Keep in mind, some off-road parts are purely aesthetic, but some affect the performance of the vehicle overall. Only buy a modded Jeep if you are looking to off-road. If you aren’t — or are just looking to start — it’s best to buy a used Jeep stock and get the parts put on or learn to install them yourself down the road.
Consumers will often overlook tires when browsing used cars. While you should make it a point to check them, it’s even more important on a Jeep. A little tire wear here and there is okay, but unless it’s a real killer deal on the vehicle, avoid a Jeep that has tires you’ll need to immediately replace. Especially if it’s an off-roading rig. Tires are already expensive enough, imagine how much a set of 33” tires would cost?
Apart form having extra costs added, it’s also important to go further when it comes to looking at the wear on the tires. Since different types of wear can indicate different problems, this is a good way to see what else might be wrong with the vehicle.
For example, if the tire tread is wearing unevenly on the edges or down the middle, this could indicate an alignment problem. If the front tires are more worn-down than the back tires, then they weren’t rotated properly. Meaning, the front-tires have been bearing the weight of the engine for the entirety of their life.
Point is, tire wear is not only expensive if you’ll need to replace the tires, but can also indicate a host of problems you might end up paying for.
I know, for those who are living down south, rust seems like a mythological creature to you. But, for those up north, rust is a real and serious issue thanks to the salt and sand put down on the roads in the winter. Naturally, a little rust is to be expected on a used vehicle. It’s once that little bit of rust here and there turns up in the cabin of the floor, trunk, or you can poke holes in the frame because of it that it starts to become an issue.

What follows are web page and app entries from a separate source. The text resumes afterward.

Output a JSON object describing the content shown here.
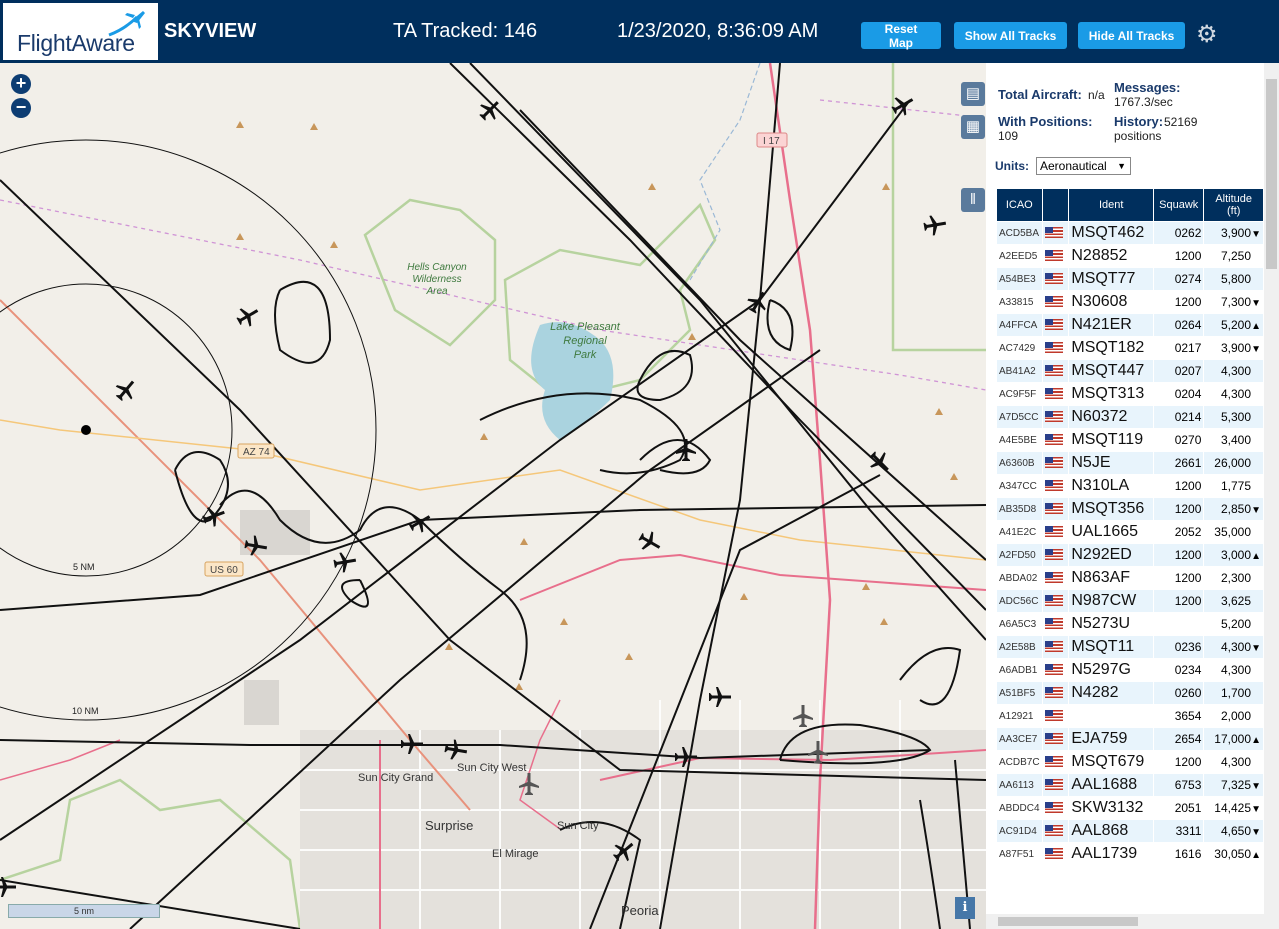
{
  "header": {
    "logo": "FlightAware",
    "app_title": "SKYVIEW",
    "tracked": "TA Tracked: 146",
    "clock": "1/23/2020, 8:36:09 AM",
    "buttons": {
      "reset": "Reset Map",
      "show_all": "Show All Tracks",
      "hide_all": "Hide All Tracks"
    }
  },
  "map": {
    "labels": {
      "hells_canyon": [
        "Hells Canyon",
        "Wilderness",
        "Area"
      ],
      "lake_pleasant": [
        "Lake Pleasant",
        "Regional",
        "Park"
      ],
      "az74": "AZ 74",
      "us60": "US 60",
      "i17": "I 17",
      "sun_city_grand": "Sun City Grand",
      "sun_city_west": "Sun City West",
      "sun_city": "Sun City",
      "surprise": "Surprise",
      "el_mirage": "El Mirage",
      "peoria": "Peoria",
      "ring5": "5 NM",
      "ring10": "10 NM"
    },
    "scale": "5 nm",
    "info": "i"
  },
  "stats": {
    "total_label": "Total Aircraft:",
    "total_value": "n/a",
    "messages_label": "Messages:",
    "messages_value": "1767.3/sec",
    "positions_label": "With Positions:",
    "positions_value": "109",
    "history_label": "History:",
    "history_value": "52169",
    "history_unit": "positions"
  },
  "units": {
    "label": "Units:",
    "selected": "Aeronautical"
  },
  "table": {
    "headers": {
      "icao": "ICAO",
      "ident": "Ident",
      "squawk": "Squawk",
      "altitude": "Altitude",
      "altitude_unit": "(ft)"
    },
    "rows": [
      {
        "icao": "ACD5BA",
        "ident": "MSQT462",
        "squawk": "0262",
        "altitude": "3,900",
        "trend": "▼"
      },
      {
        "icao": "A2EED5",
        "ident": "N28852",
        "squawk": "1200",
        "altitude": "7,250",
        "trend": ""
      },
      {
        "icao": "A54BE3",
        "ident": "MSQT77",
        "squawk": "0274",
        "altitude": "5,800",
        "trend": ""
      },
      {
        "icao": "A33815",
        "ident": "N30608",
        "squawk": "1200",
        "altitude": "7,300",
        "trend": "▼"
      },
      {
        "icao": "A4FFCA",
        "ident": "N421ER",
        "squawk": "0264",
        "altitude": "5,200",
        "trend": "▲"
      },
      {
        "icao": "AC7429",
        "ident": "MSQT182",
        "squawk": "0217",
        "altitude": "3,900",
        "trend": "▼"
      },
      {
        "icao": "AB41A2",
        "ident": "MSQT447",
        "squawk": "0207",
        "altitude": "4,300",
        "trend": ""
      },
      {
        "icao": "AC9F5F",
        "ident": "MSQT313",
        "squawk": "0204",
        "altitude": "4,300",
        "trend": ""
      },
      {
        "icao": "A7D5CC",
        "ident": "N60372",
        "squawk": "0214",
        "altitude": "5,300",
        "trend": ""
      },
      {
        "icao": "A4E5BE",
        "ident": "MSQT119",
        "squawk": "0270",
        "altitude": "3,400",
        "trend": ""
      },
      {
        "icao": "A6360B",
        "ident": "N5JE",
        "squawk": "2661",
        "altitude": "26,000",
        "trend": ""
      },
      {
        "icao": "A347CC",
        "ident": "N310LA",
        "squawk": "1200",
        "altitude": "1,775",
        "trend": ""
      },
      {
        "icao": "AB35D8",
        "ident": "MSQT356",
        "squawk": "1200",
        "altitude": "2,850",
        "trend": "▼"
      },
      {
        "icao": "A41E2C",
        "ident": "UAL1665",
        "squawk": "2052",
        "altitude": "35,000",
        "trend": ""
      },
      {
        "icao": "A2FD50",
        "ident": "N292ED",
        "squawk": "1200",
        "altitude": "3,000",
        "trend": "▲"
      },
      {
        "icao": "ABDA02",
        "ident": "N863AF",
        "squawk": "1200",
        "altitude": "2,300",
        "trend": ""
      },
      {
        "icao": "ADC56C",
        "ident": "N987CW",
        "squawk": "1200",
        "altitude": "3,625",
        "trend": ""
      },
      {
        "icao": "A6A5C3",
        "ident": "N5273U",
        "squawk": "",
        "altitude": "5,200",
        "trend": ""
      },
      {
        "icao": "A2E58B",
        "ident": "MSQT11",
        "squawk": "0236",
        "altitude": "4,300",
        "trend": "▼"
      },
      {
        "icao": "A6ADB1",
        "ident": "N5297G",
        "squawk": "0234",
        "altitude": "4,300",
        "trend": ""
      },
      {
        "icao": "A51BF5",
        "ident": "N4282",
        "squawk": "0260",
        "altitude": "1,700",
        "trend": ""
      },
      {
        "icao": "A12921",
        "ident": "",
        "squawk": "3654",
        "altitude": "2,000",
        "trend": ""
      },
      {
        "icao": "AA3CE7",
        "ident": "EJA759",
        "squawk": "2654",
        "altitude": "17,000",
        "trend": "▲"
      },
      {
        "icao": "ACDB7C",
        "ident": "MSQT679",
        "squawk": "1200",
        "altitude": "4,300",
        "trend": ""
      },
      {
        "icao": "AA6113",
        "ident": "AAL1688",
        "squawk": "6753",
        "altitude": "7,325",
        "trend": "▼"
      },
      {
        "icao": "ABDDC4",
        "ident": "SKW3132",
        "squawk": "2051",
        "altitude": "14,425",
        "trend": "▼"
      },
      {
        "icao": "AC91D4",
        "ident": "AAL868",
        "squawk": "3311",
        "altitude": "4,650",
        "trend": "▼"
      },
      {
        "icao": "A87F51",
        "ident": "AAL1739",
        "squawk": "1616",
        "altitude": "30,050",
        "trend": "▲"
      }
    ]
  }
}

For Jeeps, checking for rust is even more important. Most likely, that Jeep your looking at (even if it’s stock) has left the pavement for some form of off-road action. Whether that was driving through the mud and getting the undercarriage caked in it or fording rivers. If the previous owner didn’t take care of it properly after repeatedly exposing it to these conditions, chances are it will have rust trouble.

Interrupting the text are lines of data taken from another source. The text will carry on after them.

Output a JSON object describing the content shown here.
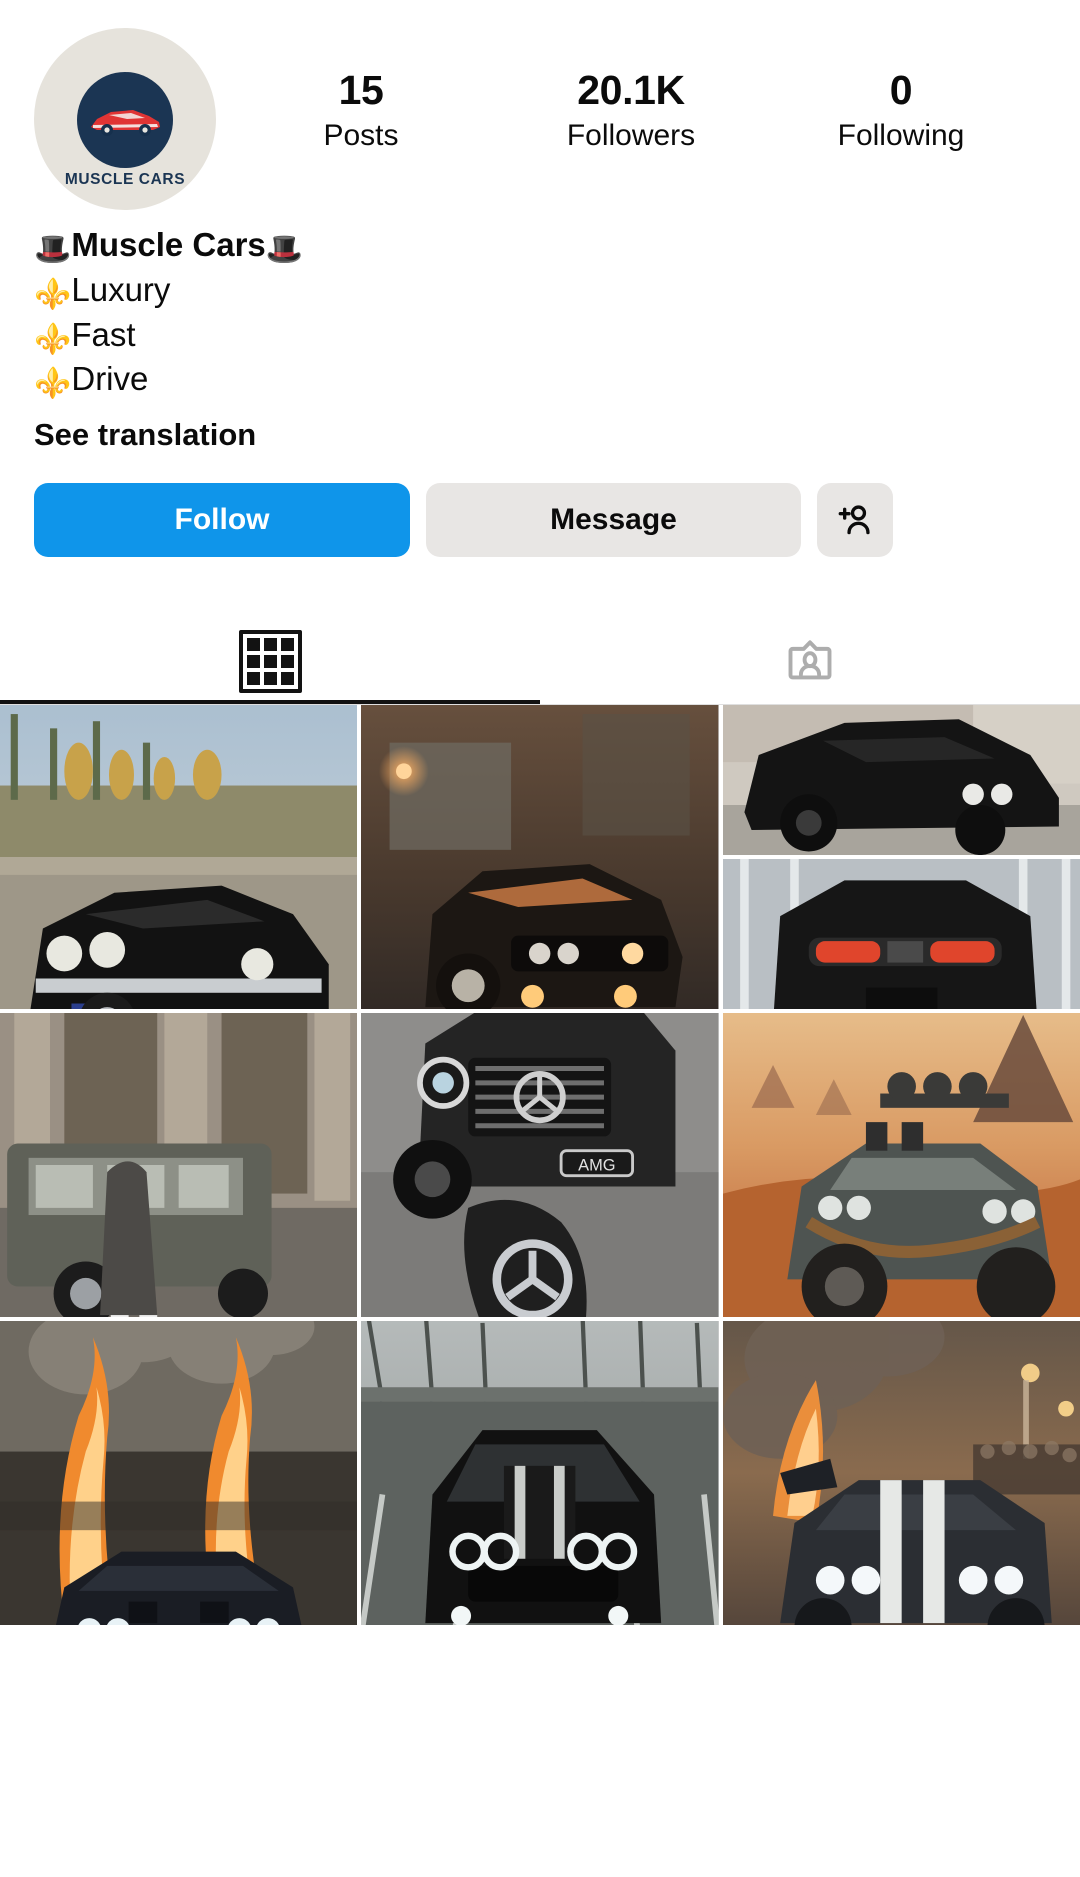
{
  "profile": {
    "avatar": {
      "icon_name": "muscle-cars-logo",
      "logo_text": "MUSCLE CARS"
    },
    "stats": [
      {
        "value": "15",
        "label": "Posts"
      },
      {
        "value": "20.1K",
        "label": "Followers"
      },
      {
        "value": "0",
        "label": "Following"
      }
    ],
    "bio": {
      "name_line": "Muscle Cars",
      "name_emoji_left": "🎩",
      "name_emoji_right": "🎩",
      "lines": [
        {
          "emoji": "⚜️",
          "text": "Luxury"
        },
        {
          "emoji": "⚜️",
          "text": "Fast"
        },
        {
          "emoji": "⚜️",
          "text": "Drive"
        }
      ],
      "see_translation": "See translation"
    },
    "actions": {
      "follow_label": "Follow",
      "message_label": "Message",
      "add_user_icon": "add-person-icon"
    },
    "tabs": [
      {
        "id": "grid",
        "icon": "grid-icon",
        "active": true
      },
      {
        "id": "tagged",
        "icon": "tagged-icon",
        "active": false
      }
    ]
  },
  "colors": {
    "follow_blue": "#0f95ea",
    "button_gray": "#e8e6e4",
    "text_dark": "#0b0b0b",
    "tab_active": "#121212",
    "tab_inactive": "#adadad"
  },
  "posts": [
    {
      "position": "r1c1",
      "alt": "black-classic-challenger-on-rural-road",
      "theme": "rural-daylight"
    },
    {
      "position": "r1c2",
      "alt": "orange-lit-dodge-charger-on-wet-street-at-dusk",
      "theme": "street-dusk"
    },
    {
      "position": "r1c3-top",
      "alt": "matte-black-modern-challenger-front-quarter",
      "theme": "city-day"
    },
    {
      "position": "r1c3-bottom",
      "alt": "black-challenger-rear-taillights",
      "theme": "garage-gate"
    },
    {
      "position": "r2c1",
      "alt": "person-in-long-coat-beside-grey-g-wagon",
      "theme": "stone-building"
    },
    {
      "position": "r2c2",
      "alt": "mercedes-amg-g-class-front-with-key-fob",
      "theme": "asphalt-day"
    },
    {
      "position": "r2c3",
      "alt": "post-apocalyptic-muscle-car-in-desert",
      "theme": "desert-sunset"
    },
    {
      "position": "r3c1",
      "alt": "challenger-with-twin-flame-burnout",
      "theme": "night-fire"
    },
    {
      "position": "r3c2",
      "alt": "black-challenger-in-empty-foggy-parking-lot",
      "theme": "fog-parking"
    },
    {
      "position": "r3c3",
      "alt": "widebody-challenger-burnout-before-crowd",
      "theme": "night-smoke"
    }
  ]
}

If you do see a lot of rust on the Jeep, then it’s best to look for a different one because it’s just not worth the trouble and expensive repairs — if the repairs are even possible — so soon after you purchase it.

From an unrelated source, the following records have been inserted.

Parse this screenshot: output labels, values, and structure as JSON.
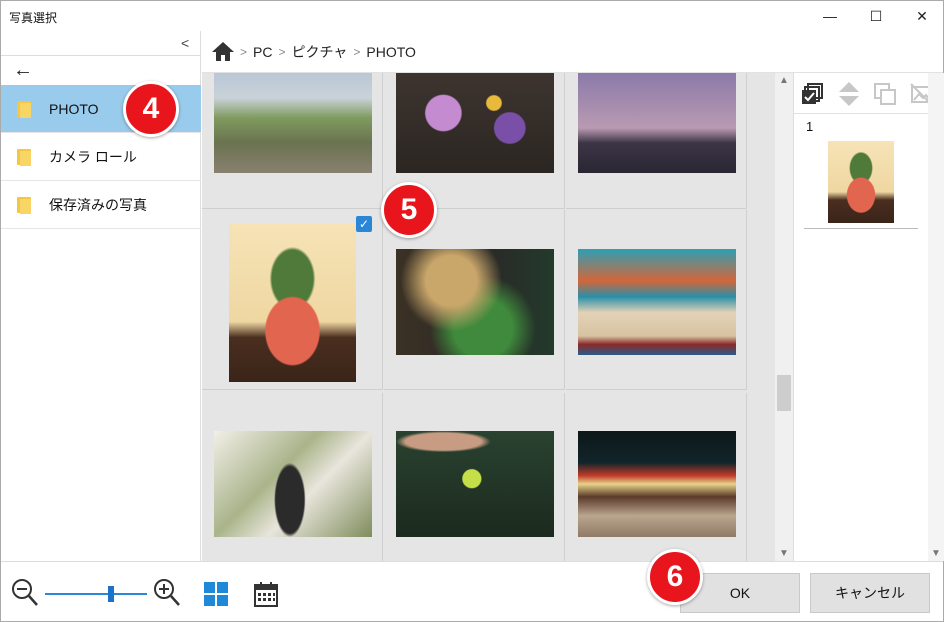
{
  "window": {
    "title": "写真選択"
  },
  "titlebar": {
    "minimize": "—",
    "maximize": "☐",
    "close": "✕"
  },
  "sidebar": {
    "collapse_glyph": "<",
    "back_glyph": "←",
    "items": [
      {
        "label": "PHOTO",
        "selected": true
      },
      {
        "label": "カメラ ロール",
        "selected": false
      },
      {
        "label": "保存済みの写真",
        "selected": false
      }
    ]
  },
  "breadcrumb": {
    "separator": ">",
    "items": [
      "PC",
      "ピクチャ",
      "PHOTO"
    ]
  },
  "grid": {
    "photos": [
      {
        "subject": "field-with-people",
        "colors": [
          "#9aa77c",
          "#6d6a55"
        ]
      },
      {
        "subject": "wildflowers",
        "colors": [
          "#3a3330",
          "#8e5aa3"
        ]
      },
      {
        "subject": "tower-dusk",
        "colors": [
          "#8a78a8",
          "#3b3345"
        ]
      },
      {
        "subject": "pineapple",
        "colors": [
          "#f3dcae",
          "#e0654f"
        ],
        "checked": true
      },
      {
        "subject": "gallery-plants",
        "colors": [
          "#2d2a22",
          "#3f7d3a"
        ]
      },
      {
        "subject": "dog-blanket",
        "colors": [
          "#2a9bb0",
          "#d96a3a"
        ]
      },
      {
        "subject": "palm-statue",
        "colors": [
          "#e9e6dd",
          "#7d8d5a"
        ]
      },
      {
        "subject": "hand-grapes",
        "colors": [
          "#203822",
          "#b8d44a"
        ]
      },
      {
        "subject": "night-stalls",
        "colors": [
          "#0e1a1a",
          "#c43a2a"
        ]
      }
    ]
  },
  "right_panel": {
    "selected_count": "1",
    "thumb_subject": "pineapple"
  },
  "bottom": {
    "zoom_level": 0.62,
    "ok_label": "OK",
    "cancel_label": "キャンセル"
  },
  "callouts": [
    "4",
    "5",
    "6"
  ],
  "colors": {
    "accent": "#2a87d8",
    "selected_row": "#99cbec",
    "folder": "#f5c642",
    "badge": "#e8151d"
  }
}
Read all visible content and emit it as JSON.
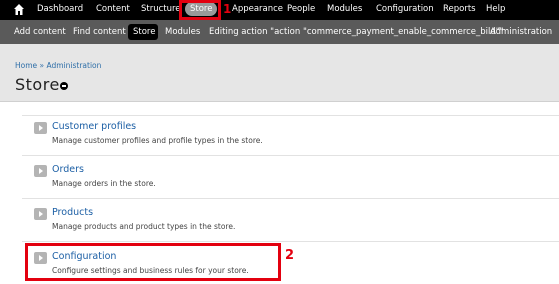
{
  "toolbar": {
    "items": [
      "Dashboard",
      "Content",
      "Structure",
      "Store",
      "Appearance",
      "People",
      "Modules",
      "Configuration",
      "Reports",
      "Help"
    ],
    "home_icon": "home-icon",
    "callout_number": "1"
  },
  "shortcuts": {
    "items": [
      "Add content",
      "Find content",
      "Store",
      "Modules",
      "Editing action \"action \"commerce_payment_enable_commerce_bild\"\"",
      "Administration"
    ]
  },
  "header": {
    "breadcrumb": "Home » Administration",
    "title": "Store"
  },
  "admin_items": [
    {
      "title": "Customer profiles",
      "description": "Manage customer profiles and profile types in the store."
    },
    {
      "title": "Orders",
      "description": "Manage orders in the store."
    },
    {
      "title": "Products",
      "description": "Manage products and product types in the store."
    },
    {
      "title": "Configuration",
      "description": "Configure settings and business rules for your store."
    }
  ],
  "callouts": {
    "second_number": "2"
  },
  "colors": {
    "toolbar": "#000000",
    "shortcuts": "#5a5a5a",
    "highlight": "#e3000f",
    "link": "#1c5fa5"
  }
}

Just like other cars, checking for leaks should be a priority, too. Make sure to look at that used Jeep on a dry day so you can see any liquid that might be dripping underneath it.
Most commonly, the leaks you’ll see are engine oil and engine coolant. Check all of the hoses for any cracks, start it up, and see if you can see anything leaking out of the seals, and make sure to check under the vehicle like I said before.
Cars can spring leaks in many ways. But for Jeeps, all it takes is kicking a rock up the wrong way when it’s off-roading to split a hose, or potentially bust open the oil tank on a boulder in a rock-crawling-gone-wrong incident.
If you are vigilant about checking these five things on a used Jeep, chances are you’ll grab one that’s in good condition. If you decide not to buy a Jeep, make sure you look at any other used car with the same scrutiny.